Not surprisingly, it turns out that a menu inspired by ‘everything on Earth’ runs the gamut from a local fish crudo made with guava and snowy flakes of ‘cheese ice’ to bok choy with Hari Krishna. (Ed note: ‘Hare Krishna’ as in religious organization? Once again, the answer is ‘sort of.’)

“On the original menu, that dish started out as an iceberg wedge salad,” Walker laughed. “Then we changed it to a greens dish, so now it’s a lightly cooked bok choy, which helps reset the palate.”

As for the Hare Krishna—which is where Tu’s famous and signature salad dressing can be attributed to—Walker explains: “In Gainesville, at the University of Florida, there’s a regular vegetarian lunch prepared by the Hare Krishnas. This is their dressing. We got the recipe from them. It’s basically a creamy almond dressing, but it’s got this Indian spice called hing (asafetida) in there. Everyone has tasted it at some point. If you smell it, it will bring back some old memory of Indian cuisine.”

Nostalgia, plus the flavors of the world? Check.

Similarly, the inspiration behind the crudo is equally diverse. “That dish started as Spanish charcuterie,” Walker said. “But instead of cured meats, we have fish. And then we added guava, but you still have manchego cheese. It’s a really weird thing, but it works. With the guava and the ají dulce peppers–which are like habaneros, but without any heat–it’s this fruity, tropical riff on a Spanish charcuterie plate. There are a million things like that that just don’t work at all, but this did.”

While Tu is unabashedly quirky and creative, it maintains a conscious focus on design and a deep, abiding appreciation for the cuisines in the world.
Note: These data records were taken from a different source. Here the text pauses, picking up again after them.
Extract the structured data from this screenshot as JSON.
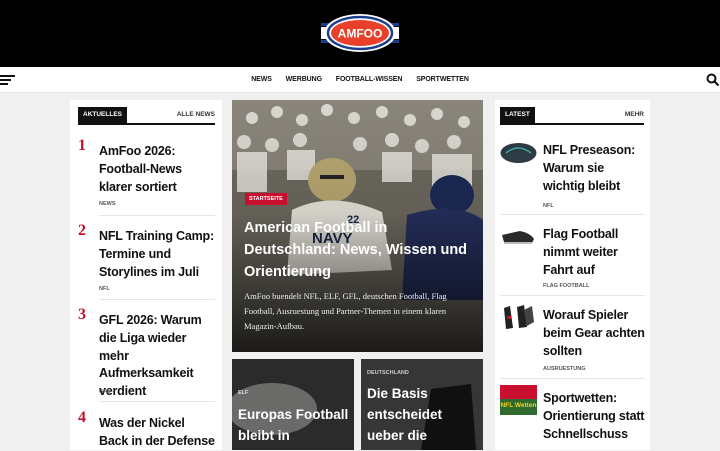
{
  "header": {
    "logo_text": "AMFOO"
  },
  "nav": {
    "items": [
      "NEWS",
      "WERBUNG",
      "FOOTBALL-WISSEN",
      "SPORTWETTEN"
    ]
  },
  "left_panel": {
    "tag": "AKTUELLES",
    "link": "ALLE NEWS",
    "items": [
      {
        "num": "1",
        "title": "AmFoo 2026: Football-News klarer sortiert",
        "cat": "NEWS"
      },
      {
        "num": "2",
        "title": "NFL Training Camp: Termine und Storylines im Juli",
        "cat": "NFL"
      },
      {
        "num": "3",
        "title": "GFL 2026: Warum die Liga wieder mehr Aufmerksamkeit verdient",
        "cat": "GFL"
      },
      {
        "num": "4",
        "title": "Was der Nickel Back in der Defense",
        "cat": ""
      }
    ]
  },
  "feature": {
    "tag": "STARTSEITE",
    "title": "American Football in Deutschland: News, Wissen und Orientierung",
    "excerpt": "AmFoo buendelt NFL, ELF, GFL, deutschen Football, Flag Football, Ausruestung und Partner-Themen in einem klaren Magazin-Aufbau."
  },
  "cards": [
    {
      "tag": "ELF",
      "title": "Europas Football bleibt in Bewegung"
    },
    {
      "tag": "DEUTSCHLAND",
      "title": "Die Basis entscheidet ueber die Zukunft"
    }
  ],
  "right_panel": {
    "tag": "LATEST",
    "link": "MEHR",
    "items": [
      {
        "title": "NFL Preseason: Warum sie wichtig bleibt",
        "cat": "NFL",
        "thumb": "football-thumb"
      },
      {
        "title": "Flag Football nimmt weiter Fahrt auf",
        "cat": "FLAG FOOTBALL",
        "thumb": "cleats-thumb"
      },
      {
        "title": "Worauf Spieler beim Gear achten sollten",
        "cat": "AUSRUESTUNG",
        "thumb": "gloves-thumb"
      },
      {
        "title": "Sportwetten: Orientierung statt Schnellschuss",
        "cat": "",
        "thumb": "nfl-wetten-thumb",
        "thumb_text": "NFL Wetten"
      }
    ]
  },
  "colors": {
    "accent": "#c8102e",
    "topbar": "#000000",
    "logo_blue": "#1c3c8c"
  }
}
Whether drawn by the atmosphere or the cuisine, once inside the revamped Charleston single, one is certain to be delighted by something new and unexpected.